The claimant must prove either actual harm and damage to land (direct) or, at least, actual interference with use and enjoyment of land (indirect/intangible).[x]

Where the claim is based on substantial interference with land enjoyment, rather than physical damage, liability turns on the reasonableness of the activity causing the nuisance. Where there is actual damage to land, reasonableness may be a less important issue.  The impact of noise can range from discomfort and irritation through sleep loss, dangerous health effects and acute psychological distress.

A court may grant an injunction to restrain an ongoing nuisance. It may also award damages for losses arising from a reasonably foreseeable harm caused by the defendant’s activity.

Self-help – And Legal Remedies

Self-help is recognized as acceptable by the Courts in seeking to end a nuisance, but great care is needed to ensure that self–help action is reasonable in all the circumstances and only what is necessary – and no more.

Self-help may permit entry onto the land of the party causing the nuisance, but only where there are strong reasons or imminent danger to life or health. Usually, prior notice is required.

Where alternative remedies exist, e.g. injunction or damages, the law will not allow self-help with force no matter how well founded the right.[xi]  Courts generally prefer legal action, rather than self-help and tend to find that the self-help action was high-handed.[xii]

Proof of possession, reasonableness of force and the elements of a nuisance may be required to be evidenced later where self-help is used. The costs of the self-help are generally not recoverable unless subsequently shown to have mitigated losses that the affected person would otherwise have incurred.[xiii]

Changing Land Use

Where a landowner, business or developer proposes a new (or intensified) use, the courts treat the new project as an agent of change.

In 2022, the Victorian Government instituted specific ‘agent of change’ controls in Victorian Planning Schemes.  These controls place the onus on new noise-creating projects to specifically address the new noise issues they will create.  Kellehers produced a Live Music Checklist to assist our clients avoid noise disputes and focus on areas requiring legal advice.

The Kellehers Checklist is useful for all potential noise nuisance issues, not just live music venues. Our commercial clients use it where new residential neighbours move in and begin to express sensitivity to their long-term industrial operations.

Cameron Algie, B.A., B.Mus., L.L.B.(Hons)
Dr Leonie Kelleher OAM, BA LLB DipTRP MEI PhD


Copyright © Kellehers Australia 2024.

Liability limited by a Scheme approved under Professional Standards Legislation.

[i] Walter v Selfe [1851] Eng R 335, (1851) 4 DeG & Sm 315, 322.

[ii] Halsbury’s Laws of Australia, Tort, ‘B Private Nuisance’.

[iii] R v Neil (1826) 2 Car & P 485, 172 ER 219, 485.

[iv] Murphy, J.J., 2010, The Law of Nuisance, Oxford University Press,138.
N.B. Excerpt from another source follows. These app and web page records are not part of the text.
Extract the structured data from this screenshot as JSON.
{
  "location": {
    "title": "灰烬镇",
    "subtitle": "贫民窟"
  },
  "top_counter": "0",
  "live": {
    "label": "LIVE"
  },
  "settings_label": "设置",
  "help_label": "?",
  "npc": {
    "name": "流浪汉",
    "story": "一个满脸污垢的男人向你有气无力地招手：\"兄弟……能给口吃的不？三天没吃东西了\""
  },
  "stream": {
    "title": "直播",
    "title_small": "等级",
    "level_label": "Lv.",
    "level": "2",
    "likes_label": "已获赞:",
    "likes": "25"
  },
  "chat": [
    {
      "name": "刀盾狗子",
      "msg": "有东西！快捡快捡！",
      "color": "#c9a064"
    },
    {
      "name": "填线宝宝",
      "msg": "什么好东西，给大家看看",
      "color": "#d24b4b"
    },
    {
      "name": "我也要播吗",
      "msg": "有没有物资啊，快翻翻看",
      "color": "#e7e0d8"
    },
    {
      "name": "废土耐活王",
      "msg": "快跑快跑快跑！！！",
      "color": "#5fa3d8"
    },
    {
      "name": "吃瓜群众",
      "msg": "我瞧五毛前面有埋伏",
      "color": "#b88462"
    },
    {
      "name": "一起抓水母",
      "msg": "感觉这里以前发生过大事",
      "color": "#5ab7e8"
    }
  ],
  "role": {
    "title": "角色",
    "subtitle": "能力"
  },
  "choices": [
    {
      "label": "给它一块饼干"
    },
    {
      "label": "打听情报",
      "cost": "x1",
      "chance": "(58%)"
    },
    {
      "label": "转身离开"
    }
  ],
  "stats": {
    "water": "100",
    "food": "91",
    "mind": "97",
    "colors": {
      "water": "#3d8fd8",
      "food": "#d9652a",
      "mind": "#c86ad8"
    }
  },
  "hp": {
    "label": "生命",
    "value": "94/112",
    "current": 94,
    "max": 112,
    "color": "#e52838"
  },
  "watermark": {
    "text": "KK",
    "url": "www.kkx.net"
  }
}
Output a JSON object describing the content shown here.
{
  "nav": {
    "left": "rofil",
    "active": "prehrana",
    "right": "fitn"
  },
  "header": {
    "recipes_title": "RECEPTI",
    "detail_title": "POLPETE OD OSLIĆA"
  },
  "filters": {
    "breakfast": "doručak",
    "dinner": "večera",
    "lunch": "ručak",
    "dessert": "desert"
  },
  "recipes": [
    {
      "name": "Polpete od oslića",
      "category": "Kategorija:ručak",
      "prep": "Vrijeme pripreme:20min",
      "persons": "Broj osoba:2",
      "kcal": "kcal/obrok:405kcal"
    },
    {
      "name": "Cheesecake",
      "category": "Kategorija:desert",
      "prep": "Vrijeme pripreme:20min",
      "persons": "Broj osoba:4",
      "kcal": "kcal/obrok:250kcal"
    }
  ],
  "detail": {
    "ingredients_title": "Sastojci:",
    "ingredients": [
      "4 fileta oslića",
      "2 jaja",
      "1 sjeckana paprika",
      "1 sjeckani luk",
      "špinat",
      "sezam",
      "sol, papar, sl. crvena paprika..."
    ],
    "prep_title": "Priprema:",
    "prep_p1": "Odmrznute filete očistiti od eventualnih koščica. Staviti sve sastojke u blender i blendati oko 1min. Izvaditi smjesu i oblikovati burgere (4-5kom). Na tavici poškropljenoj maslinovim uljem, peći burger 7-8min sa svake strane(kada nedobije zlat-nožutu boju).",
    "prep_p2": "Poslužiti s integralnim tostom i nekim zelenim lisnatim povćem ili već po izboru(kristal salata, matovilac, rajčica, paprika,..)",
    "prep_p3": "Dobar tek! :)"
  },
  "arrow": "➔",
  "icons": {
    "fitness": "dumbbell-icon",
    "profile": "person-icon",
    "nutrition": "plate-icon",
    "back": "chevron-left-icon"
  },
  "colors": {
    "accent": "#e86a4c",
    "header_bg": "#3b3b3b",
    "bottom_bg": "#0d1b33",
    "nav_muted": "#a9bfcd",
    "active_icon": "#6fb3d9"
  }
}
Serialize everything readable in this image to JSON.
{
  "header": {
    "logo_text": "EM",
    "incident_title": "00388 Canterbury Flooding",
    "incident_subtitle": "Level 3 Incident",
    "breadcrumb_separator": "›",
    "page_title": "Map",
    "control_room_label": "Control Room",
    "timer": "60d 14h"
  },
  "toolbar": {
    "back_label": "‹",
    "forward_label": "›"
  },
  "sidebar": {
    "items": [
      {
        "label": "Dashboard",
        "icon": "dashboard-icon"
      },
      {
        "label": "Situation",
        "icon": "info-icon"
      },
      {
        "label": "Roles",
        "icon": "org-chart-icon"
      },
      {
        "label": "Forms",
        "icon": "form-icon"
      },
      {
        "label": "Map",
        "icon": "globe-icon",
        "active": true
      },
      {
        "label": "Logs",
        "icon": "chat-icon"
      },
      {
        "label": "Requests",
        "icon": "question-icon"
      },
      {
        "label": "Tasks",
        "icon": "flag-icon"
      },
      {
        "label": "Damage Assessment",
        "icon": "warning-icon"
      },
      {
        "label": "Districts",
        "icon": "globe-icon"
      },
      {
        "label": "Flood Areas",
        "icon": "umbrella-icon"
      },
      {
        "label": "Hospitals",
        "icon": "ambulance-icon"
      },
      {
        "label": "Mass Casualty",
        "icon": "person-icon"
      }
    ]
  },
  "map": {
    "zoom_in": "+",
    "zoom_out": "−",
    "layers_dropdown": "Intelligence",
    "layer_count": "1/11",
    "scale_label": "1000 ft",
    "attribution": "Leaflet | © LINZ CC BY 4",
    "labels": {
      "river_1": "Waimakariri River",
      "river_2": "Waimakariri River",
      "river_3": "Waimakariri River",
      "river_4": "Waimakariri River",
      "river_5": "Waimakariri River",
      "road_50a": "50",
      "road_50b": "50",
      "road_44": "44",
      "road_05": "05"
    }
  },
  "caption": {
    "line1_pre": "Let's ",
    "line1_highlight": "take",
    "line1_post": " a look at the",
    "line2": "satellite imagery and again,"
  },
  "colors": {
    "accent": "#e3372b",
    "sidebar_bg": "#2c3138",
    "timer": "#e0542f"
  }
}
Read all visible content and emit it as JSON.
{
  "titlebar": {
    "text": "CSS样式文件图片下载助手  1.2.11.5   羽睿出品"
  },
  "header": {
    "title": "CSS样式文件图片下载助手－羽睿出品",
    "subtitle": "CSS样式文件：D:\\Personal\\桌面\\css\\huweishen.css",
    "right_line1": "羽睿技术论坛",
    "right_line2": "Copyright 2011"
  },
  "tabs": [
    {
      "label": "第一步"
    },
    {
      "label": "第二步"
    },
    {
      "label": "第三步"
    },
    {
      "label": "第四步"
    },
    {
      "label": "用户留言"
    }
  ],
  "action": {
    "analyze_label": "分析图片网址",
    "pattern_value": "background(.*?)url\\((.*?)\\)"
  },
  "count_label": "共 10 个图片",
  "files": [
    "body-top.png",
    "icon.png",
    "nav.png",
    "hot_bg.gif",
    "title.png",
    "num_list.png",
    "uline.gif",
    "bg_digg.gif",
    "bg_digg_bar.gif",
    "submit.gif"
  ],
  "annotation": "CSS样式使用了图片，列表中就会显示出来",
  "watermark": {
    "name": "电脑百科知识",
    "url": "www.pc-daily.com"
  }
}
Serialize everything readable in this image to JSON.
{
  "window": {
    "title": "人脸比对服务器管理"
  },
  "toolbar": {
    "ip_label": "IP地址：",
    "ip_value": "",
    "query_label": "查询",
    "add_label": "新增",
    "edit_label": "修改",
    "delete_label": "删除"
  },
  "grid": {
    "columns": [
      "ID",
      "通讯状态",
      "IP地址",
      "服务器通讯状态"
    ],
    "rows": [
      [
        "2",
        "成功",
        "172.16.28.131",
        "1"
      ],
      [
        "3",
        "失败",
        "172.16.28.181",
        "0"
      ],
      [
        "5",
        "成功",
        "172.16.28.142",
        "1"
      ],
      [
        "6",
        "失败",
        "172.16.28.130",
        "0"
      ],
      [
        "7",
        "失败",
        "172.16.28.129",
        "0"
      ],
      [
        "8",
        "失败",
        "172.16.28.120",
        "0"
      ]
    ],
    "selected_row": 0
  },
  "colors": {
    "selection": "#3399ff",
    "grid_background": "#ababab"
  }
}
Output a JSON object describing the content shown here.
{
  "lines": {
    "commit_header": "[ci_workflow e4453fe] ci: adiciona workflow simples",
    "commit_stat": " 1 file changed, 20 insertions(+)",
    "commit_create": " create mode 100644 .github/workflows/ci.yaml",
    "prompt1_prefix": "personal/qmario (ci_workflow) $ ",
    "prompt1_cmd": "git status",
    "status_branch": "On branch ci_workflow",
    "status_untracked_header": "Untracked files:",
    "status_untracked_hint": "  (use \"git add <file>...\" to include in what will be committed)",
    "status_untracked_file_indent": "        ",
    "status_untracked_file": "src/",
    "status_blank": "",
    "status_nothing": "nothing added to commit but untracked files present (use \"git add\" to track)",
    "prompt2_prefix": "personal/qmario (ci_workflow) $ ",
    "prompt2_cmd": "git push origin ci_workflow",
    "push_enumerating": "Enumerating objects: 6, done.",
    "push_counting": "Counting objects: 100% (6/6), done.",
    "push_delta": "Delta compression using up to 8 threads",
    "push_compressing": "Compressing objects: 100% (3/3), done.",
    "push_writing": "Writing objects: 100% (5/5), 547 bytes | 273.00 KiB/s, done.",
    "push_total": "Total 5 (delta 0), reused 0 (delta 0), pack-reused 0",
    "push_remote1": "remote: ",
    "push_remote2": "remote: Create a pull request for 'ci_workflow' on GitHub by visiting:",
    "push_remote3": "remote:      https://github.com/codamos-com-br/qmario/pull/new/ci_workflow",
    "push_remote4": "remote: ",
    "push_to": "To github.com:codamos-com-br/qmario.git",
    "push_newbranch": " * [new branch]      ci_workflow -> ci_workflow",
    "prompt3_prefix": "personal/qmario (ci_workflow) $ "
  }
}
[v] R v Rimmington [2005] UKHL 63, [2006] 1 AC 459, [10] referring to Archbold Criminal Pleading, Evidence and Practice of the crime of public nuisance.

[vi] The principle began from English law of 1590s (Williams Case (1592) 5 Co Rep 72a, 77 ER 163, 73a – which concerned obstruction of a public highway)

[vii] Walsh v Ervin [1952] VLR 361, 367.

[viii] Australian Conservation Foundation v Commonwealth [1980] HCA 53; 146 CLR 493; 54 ALJR 176; 28 ALR 257; 45 LGERA 245; 45 LGRA 245.

[ix] Onus v Alcoa of Australia 149 CLR 27. Note however, the 2020 New Zealand case that rejected as special injury, the losses suffered by a Maori elder for inundation of his coastal country by rising sea levels due to climate change (Smith v Fonterra Co-operative Group Ltd [2020] NZHC 419, [2020] 2 NZLR 394, [60].  

[x] Hunter v Canary Wharf Ltd [1997] 2 All ER 426. 

[xi] R v Macarthur [1828] NSWSupC 6 (31 March 1828).

[xii] Lagan Navigation Co v Lambeg Bleaching, Dyeing & Finishing Co Ltd [1927] AC 226, 244-245.

[xiii] Young v Wheeler [1987] Aust Torts Reports 80-126, 68, 971, Proprietors of Strata Plan No 14198 v Cowell [1991] 24 NSWLR 478, 487. Where self-help has not occurred, damages in nuisance may include the cost of removing the nuisance, with any harm suffered before abatement likely also recoverable City of Richmond v Scantelbury [1991] 2 VR 38.